            In October I was told about a job in a different district, applied and was hired. I loved my sixth graders. They were not the brightest kids at the school, but most of them were excited to learn. I developed lessons to fit their needs, including a “dig” for artifacts, a hike through the neighborhood, reading to first graders and even putting together our own yearbook at the end of the year.

            The district did not rehire me because the original teacher was returning from her one-year job.

            By now I figured out that there was a need for PE teachers so I enrolled in classes at the university. I enjoyed learning about physical fitness, warmup activities and taking PE classes to fulfill requirements. I hated the training and conditioning class because I had to learn the names and functions of every bone, muscle and tendon. I’m not good at science, so I had to work extra hard. It was a huge obstacle, but I succeeded anyway.

            I still didn’t get hired, but I kept getting sent to Special Education classes. This was not how I saw myself as a teacher, but the need was great. Back to school I went.
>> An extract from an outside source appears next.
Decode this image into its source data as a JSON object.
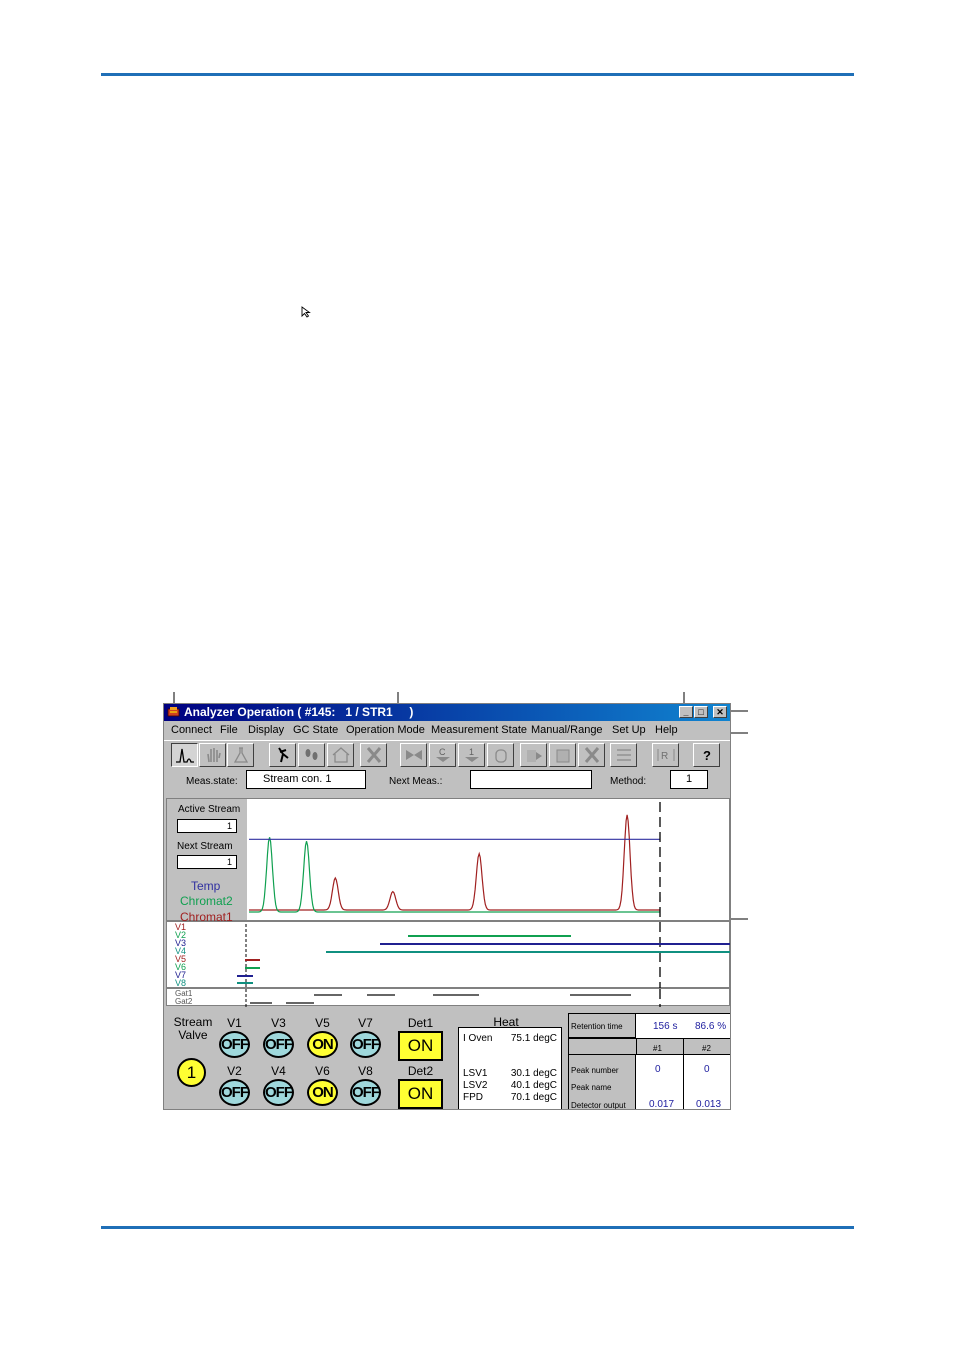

            This time I got hired after my first interview. The one problem: I was warned that there was a difficult parent that wanted to meet me prior to the first day of school. That parent created one obstacle after another. Nothing I did pleased her even though her daughter was happy and learning. Eventually I ended up in an arbitration and then a hearing. It was awful.

            The end agreement was that I would never teach the girl again. One obstacle removed.

            Two years later an awful child was put in my class. He was so violent that an aide was hired to shadow him at all times and step in between when the kid came after me. The school psychologist also shadowed him, but none of that helped.

            The rest of the class and I spent a lot of time outdoors, regardless of weather. The boy was so violent that everyone feared that either myself or my students would get hurt. Later I learned that he got kicked out of his previous placement when he threw a desk at his teacher and broke her foot.

            The parent put up one obstacle after another. She’d want to know how his day went, but if I was honest, she got mad. If I wrote mediocre comments, she got mad. If I wrote the truth, she’d get even angrier. Again I ended up in a hearing. Again I would never have to teach the boy again.

            The district was good to me. When an opening arose at the high school, I was encouraged to apply. I was hired without an interview. I taught there for eighteen years.

            Along the way, however, the state kept changing the rules. I had to keep earning certificates in various specialties or I would lose my job. At one point I returned to college, this time completing a BA in English. To finish, I had to pass three grueling tests. I conquered that obstacle as well.

            There were familial issues along the way. A few years into our marriage my mom tried to get me to leave my husband, claiming that he wasn’t a good father to our son. My mom was controlling and at times abusive toward me. Nothing had changed from my childhood except my age.

            Add to that recurring weight issues, knee problems, and health complications, all obstacles that jumped up, getting in my way.

            The difference was that now I had confidence in myself. I knew I was smart, I knew I was capable, I knew I was loved.

            The obstacles were stubborn, however, refusing to go away. It took determination and years for me to accomplish what I had wanted to accomplish.

            I had learned that, yes, obstacles would keep popping up, but that I had the tools to get past them. So when the pandemic happened in 2020, I considered it just another thing that I could handle.

            Some people give up when an obstacle arises. Some people fight back. While I never gave up, there were times when I doubted myself due to the voices in my head.

            The one thing I learned was that life is filled with obstacles, and that if we face them, if we meet them head-on, we can succeed.